# Transient Heat Transfer (Convective Cooling or Heating)

All the heat transfer problems we have examined have been steady state, but there are often circumstances in which the transient response to heat transfer is critical. An example is the heating up of gas turbine compressors as they are brought up to speed during take-off. The disks that hold the blades are large and take a long time to come to temperature, while the casing is thin and in the path of high velocity compressor flow and thus comes to temperature rapidly.

The result is that the case expands away from the blade tips, sometimes enough to cause serious difficulties with aerodynamic performance. To introduce the topic as well as to increase familiarity with modeling of heat transfer problems, we examine a lumped parameter analysis of an object cooled by a stream. This will allow us to see what the relevant non-dimensional parameters are and, at least in a quantitative fashion, how more complex heat transfer objects will behave. We want to view the object as a “lump” described by a single parameter.

We need to determine when this type of analysis would be appropriate. To address this, consider the temperature difference T1 – Tw between two locations in the object, as shown in Figure

If the heat transfer within the body and from the body to the fluid are of the same magnitude,

The approximation made is to view the object as having a spatially uniform temperature that is a function of time only. Explicitly, T = T(t). The first law applied to the object is (using the fact that for solids cp = cv = c)

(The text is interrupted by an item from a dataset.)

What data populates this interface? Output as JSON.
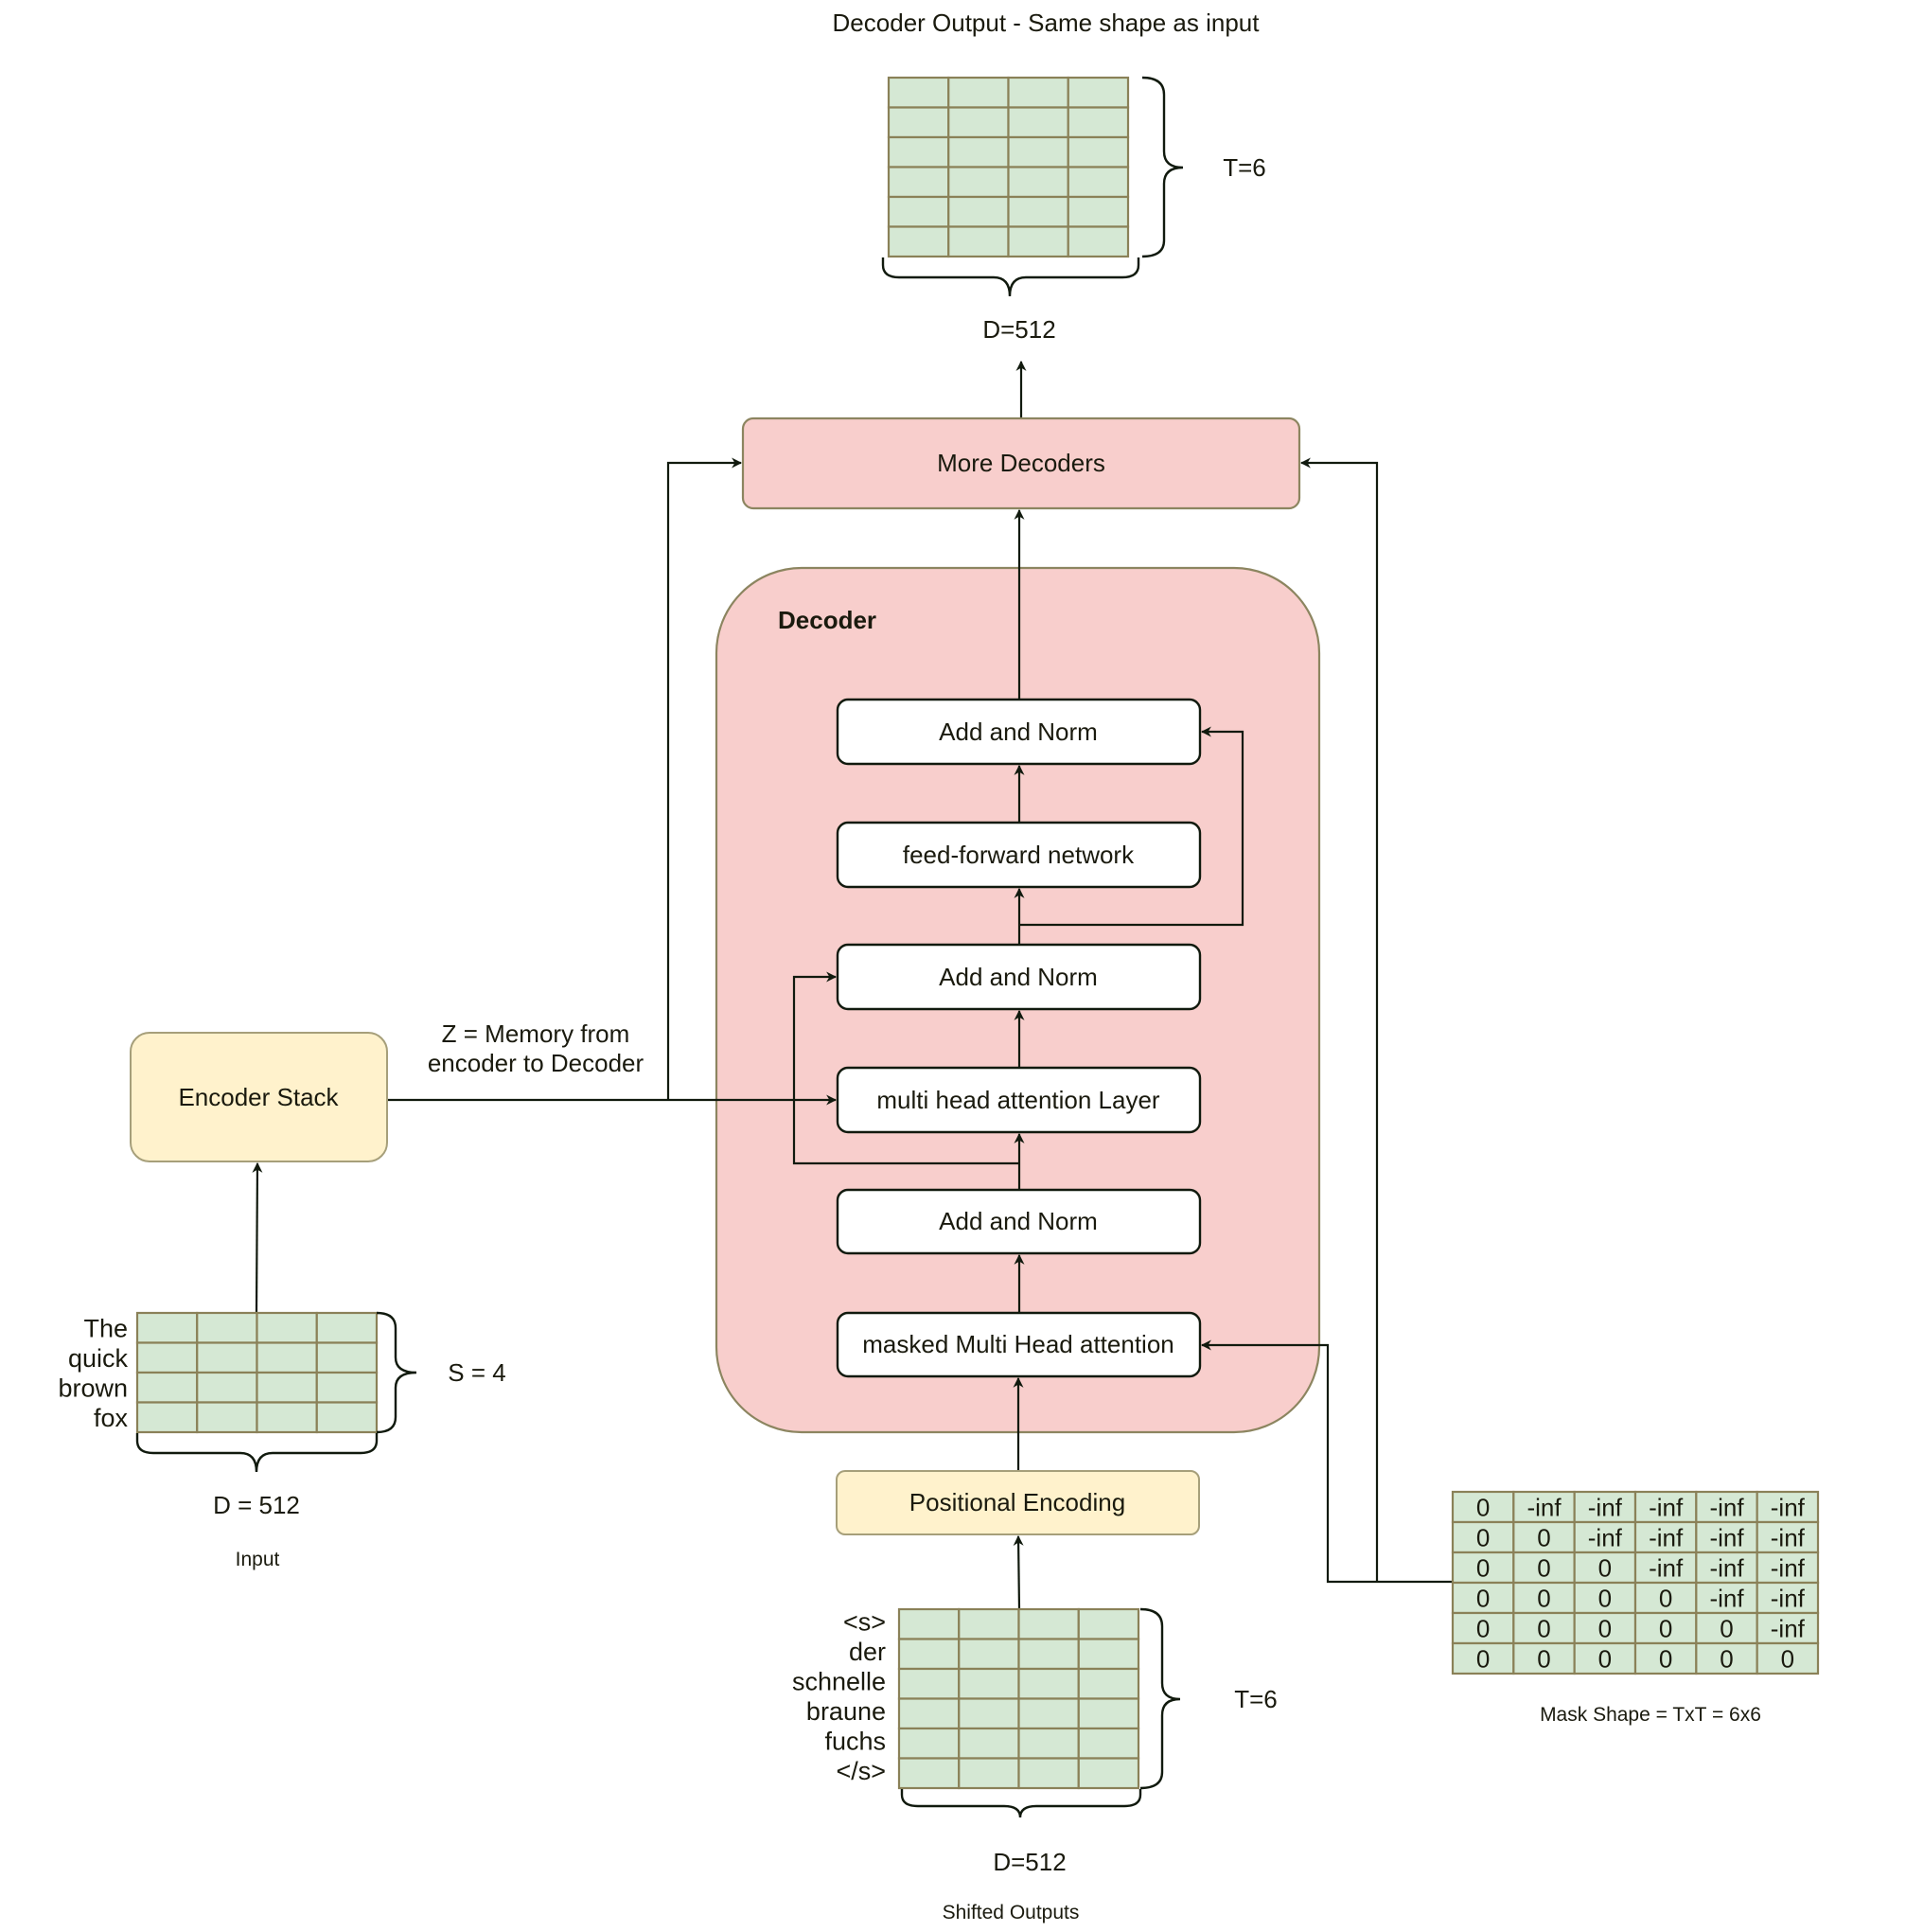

The constant a can be seen to be equal to unity to satisfy the initial condition. This form of equation implies that the solution has a heat transfer “time constant” given by hA ρVc τ .

The time constant,τ, is in accord with our “intuition”; high density, large volume, or high specific heat all tend to increase the time constant, while high heat transfer coefficient and large area will tend to decrease the time constant. This is the same form of equation and the same behavior you have seen for the R-C circuit, as shown schematically below. The time dependence of the voltage in the R-C circuit when the switch is opened suddenly is given by the equation + = 0 RC E dt dE . There are, in fact, a number of physical processes which have (or can be modeled as having) this type of exponentially decaying behavior.